This aligns with comment 4 to section 1024.4(a) which indicates “any transaction charge imposed on a cardholder by a card issuer is a finance charge, regardless of whether the issuer imposes the same, greater, or lesser charge on withdrawals of funds from an asset account such as a checking or savings account.” The commentary illustrates the application of the rule with the following example:

“Any charge imposed on a credit cardholder by a card issuer for the use of an automated teller machine (ATM) to obtain a cash advance (whether in a proprietary, shared, interchange, or other system) is a finance charge regardless of whether the card issuer imposes a charge on its debit cardholders for using the ATM to withdraw cash from a consumer asset account, such as a checking or savings account.” (Emphasis added.)
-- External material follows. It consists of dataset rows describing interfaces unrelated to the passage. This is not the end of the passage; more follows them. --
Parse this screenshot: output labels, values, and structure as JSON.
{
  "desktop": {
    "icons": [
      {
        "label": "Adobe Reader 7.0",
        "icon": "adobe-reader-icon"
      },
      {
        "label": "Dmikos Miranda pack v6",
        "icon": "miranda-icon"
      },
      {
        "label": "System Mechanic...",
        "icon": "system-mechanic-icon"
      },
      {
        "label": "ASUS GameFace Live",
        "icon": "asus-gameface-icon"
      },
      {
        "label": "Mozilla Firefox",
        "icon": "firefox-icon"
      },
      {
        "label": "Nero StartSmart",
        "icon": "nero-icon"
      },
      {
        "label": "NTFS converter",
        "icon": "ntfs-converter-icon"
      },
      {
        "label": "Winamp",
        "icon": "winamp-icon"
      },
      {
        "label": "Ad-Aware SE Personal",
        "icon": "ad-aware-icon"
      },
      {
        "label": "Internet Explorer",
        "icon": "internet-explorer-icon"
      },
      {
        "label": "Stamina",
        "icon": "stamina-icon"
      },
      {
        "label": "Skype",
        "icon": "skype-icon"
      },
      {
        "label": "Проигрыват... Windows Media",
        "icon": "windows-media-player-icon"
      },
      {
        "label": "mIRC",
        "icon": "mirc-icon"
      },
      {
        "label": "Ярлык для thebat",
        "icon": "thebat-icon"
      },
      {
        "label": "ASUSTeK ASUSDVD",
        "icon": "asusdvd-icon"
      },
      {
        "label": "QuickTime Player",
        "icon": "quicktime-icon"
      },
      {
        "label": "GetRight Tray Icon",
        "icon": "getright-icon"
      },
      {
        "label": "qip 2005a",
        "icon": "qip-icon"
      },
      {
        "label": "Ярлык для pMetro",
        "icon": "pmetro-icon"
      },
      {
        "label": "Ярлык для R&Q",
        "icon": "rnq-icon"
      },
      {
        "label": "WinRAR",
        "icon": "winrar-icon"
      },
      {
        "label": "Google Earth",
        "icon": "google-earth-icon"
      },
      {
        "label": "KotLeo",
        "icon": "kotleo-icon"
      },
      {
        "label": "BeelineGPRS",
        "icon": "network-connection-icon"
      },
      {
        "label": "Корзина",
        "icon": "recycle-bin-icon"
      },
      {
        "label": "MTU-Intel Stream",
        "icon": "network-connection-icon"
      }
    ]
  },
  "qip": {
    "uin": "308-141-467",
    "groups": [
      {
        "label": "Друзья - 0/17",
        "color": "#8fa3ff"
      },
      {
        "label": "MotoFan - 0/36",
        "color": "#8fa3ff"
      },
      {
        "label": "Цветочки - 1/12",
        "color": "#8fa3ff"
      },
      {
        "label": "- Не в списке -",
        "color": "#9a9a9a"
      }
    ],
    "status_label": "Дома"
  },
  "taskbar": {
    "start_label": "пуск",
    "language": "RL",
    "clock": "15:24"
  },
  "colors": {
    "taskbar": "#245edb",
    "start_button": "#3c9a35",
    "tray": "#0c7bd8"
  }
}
Similarly, the commentary includes a discussion on foreign transaction fees and whether they are considered finance charges. According to comment 4 to section 1026.4(a)(3), “any charge imposed on a credit cardholder for making a purchase or obtaining a cash advance outside the United States, with a foreign merchant, or in a foreign currency is a finance charge, regardless of whether a charge is imposed on debit cardholders for such transactions.” Therefore, in most cases foreign transaction fees must be included in the interest rate calculation. 

Credit unions may find as a helpful reference this article from the Philadelphia Fed’s Consumer Compliance Outlook. While the article focuses on closed-end credit, it still can be a useful tool as it does a good job tracking the various exceptions to the definition of a finance charge under Regulation Z.